Although I have been concentrating on the neutrophilic inflammation that is present during the acute phase of the necrotizing inflammation, a distinctive type of multi-focal granulomatous inflammation is unquestionably a hallmark of GPA (WG), and may be the only pattern of inflammation seen with treated chronic disease. This pattern of injury is characterized by an irregular central zone of necrosis containing varying numbers of degenerating neutrophils and necrotic debris surrounded by poorly defined granulomatous inflammation with palisades of elongated macrophages and scattered multi-nucleated giant cells. This pattern of injury with central necrosis and peripheral palisading macrophages was well described in the seminal publications by Wegener  and later by Godman and Churg . Some investigators have even concluded that this is essentially pathognomonic for GPA (WG). For example, Mark et al.  stated that: ‘Palisading granuloma is virtually pathognomonic of Wegener's granulomatosis whether or not it involves blood vessels.’ They go on to note that: ‘Compact granulomas of tuberculoid or sarcoidal type did not occur in the cases of Wegener's granulomatosis’. They contend that there is a very distinctive special form of granulomatous inflammation in patients with GPA (WG), but it is very different from more typical forms of granulomatous inflammation.
Thus, the pathology of GPA (WG) warrants using the term granulomatosis in the name. As importantly, historical precedent also supports the use of the term granulomatosis in any new name for Wegener's granulomatosis. As noted earlier, granulomatosis has been used in the modern medical literature primarily in the context of Wegener's granulomatosis. Wegener initially used the term ‘rhinogenic granulomatosis’ for this disease. Further, Churg and Strauss used the term ‘allergic granulomatosis’ for what is often called Churg–Strauss syndrome , which is related closely to GPA (WG) and shares pathologically similar granulomatosis, polyangiitis and glomerulonephritis with GPA (WG).
Microscopic polyangiitis (MPA) shares a systemic small vessel vasculitis and pauci-immune necrotizing and crescentic glomerulonephritis with GPA (WG) and allergic granulomatosis (Churg–Strauss syndrome). All three diseases are also associated with anti-neutrophil cytoplasmic autoantibodies (ANCA), which appear to have a pathogenic role in these diseases. This substantiates the hypothesis made by Godman and Churg in 1954, based on pathology alone, that these three diseases are closely related and probably share a common pathogenic mechanism .

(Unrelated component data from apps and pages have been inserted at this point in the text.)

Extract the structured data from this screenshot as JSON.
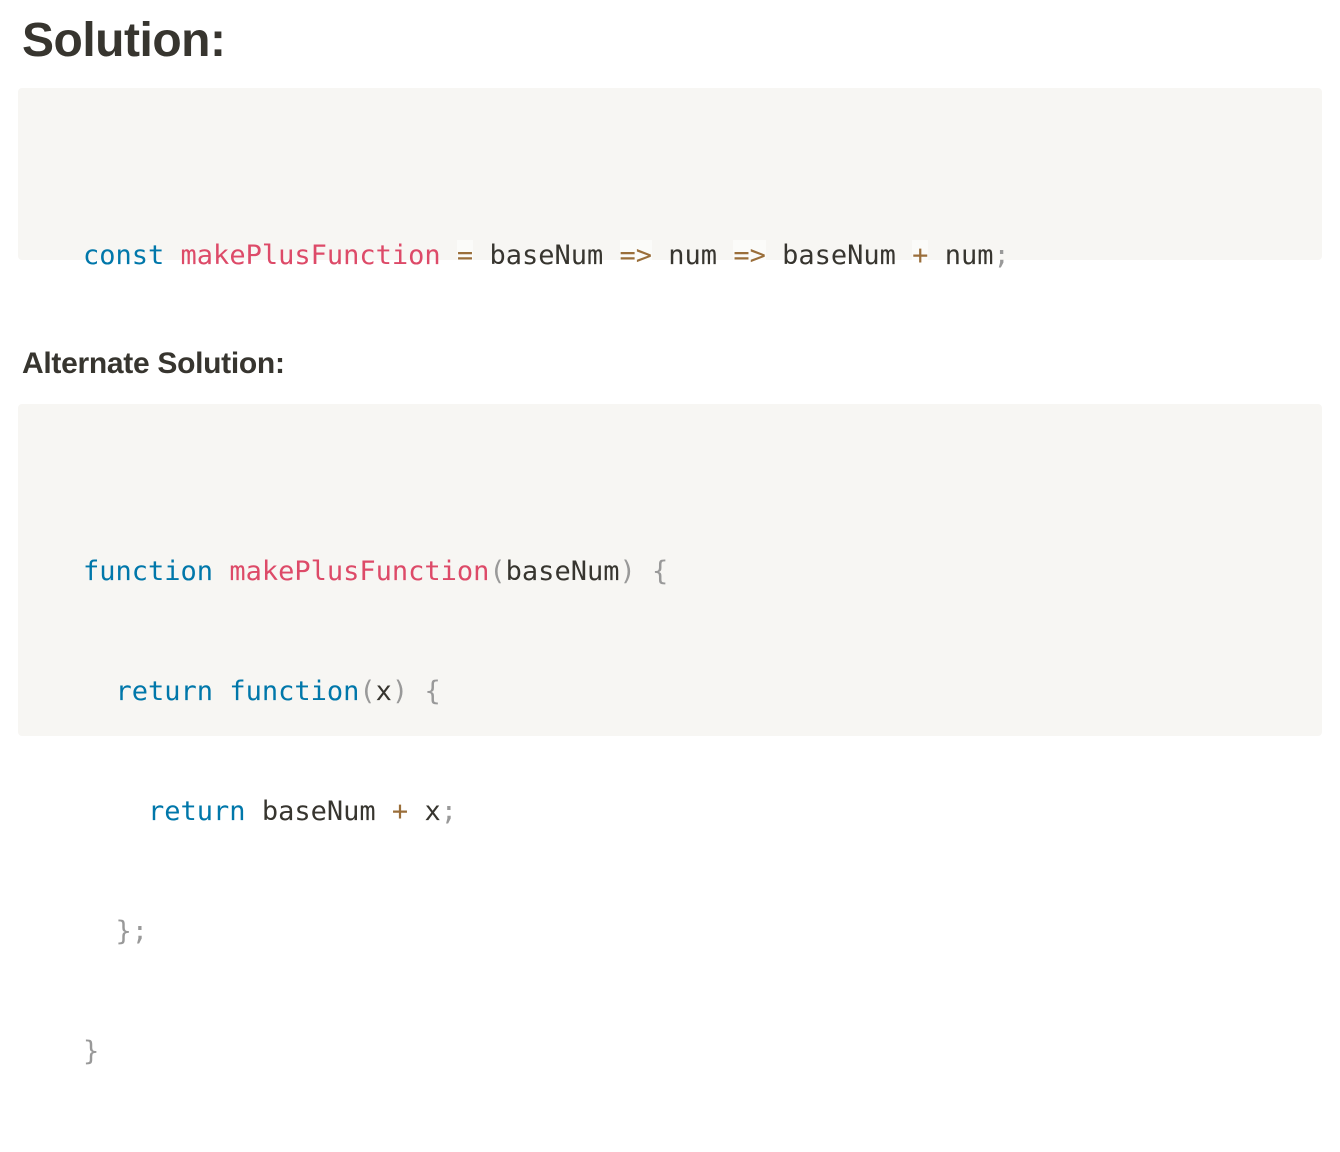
{
  "headings": {
    "solution": "Solution:",
    "alternate": "Alternate Solution:"
  },
  "code1": {
    "line1": {
      "kw_const": "const",
      "fn_name": "makePlusFunction",
      "op_eq": "=",
      "param_base": "baseNum",
      "op_arrow1": "=>",
      "param_num": "num",
      "op_arrow2": "=>",
      "ref_base": "baseNum",
      "op_plus": "+",
      "ref_num": "num",
      "semi": ";"
    }
  },
  "code2": {
    "line1": {
      "kw_function": "function",
      "fn_name": "makePlusFunction",
      "paren_open": "(",
      "param": "baseNum",
      "paren_close": ")",
      "brace_open": "{"
    },
    "line2": {
      "indent": "  ",
      "kw_return": "return",
      "kw_function": "function",
      "paren_open": "(",
      "param": "x",
      "paren_close": ")",
      "brace_open": "{"
    },
    "line3": {
      "indent": "    ",
      "kw_return": "return",
      "ref_base": "baseNum",
      "op_plus": "+",
      "ref_x": "x",
      "semi": ";"
    },
    "line4": {
      "indent": "  ",
      "brace_close": "}",
      "semi": ";"
    },
    "line5": {
      "brace_close": "}"
    }
  }
}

Another issue that will be addressed by the 2011 CHCC is the role, if any, for ANCA serology in the diagnostic terms for GPA (WG), MPA and allergic granulomatosis (Churg–Strauss syndrome). For example, should this group (class) of vasculitides be called ANCA disease or ANCA-associated vasculitis, and should each clinicopathological variant name be prefixed by MPO-ANCA, PR3-ANCA or ‘seronegative’ (e.g. PR3-ANCA GPA, MPO-ANCA MPA, seronegative GPA, etc.)? There are clinical and pathophysiological arguments in favour [1,10] and against  this approach.
One thing is certain: as our understanding of the clinical manifestations, pathogenesis and aetiology of these and other vasculitides change over time, the names and approaches for diagnosing these diseases will change accordingly.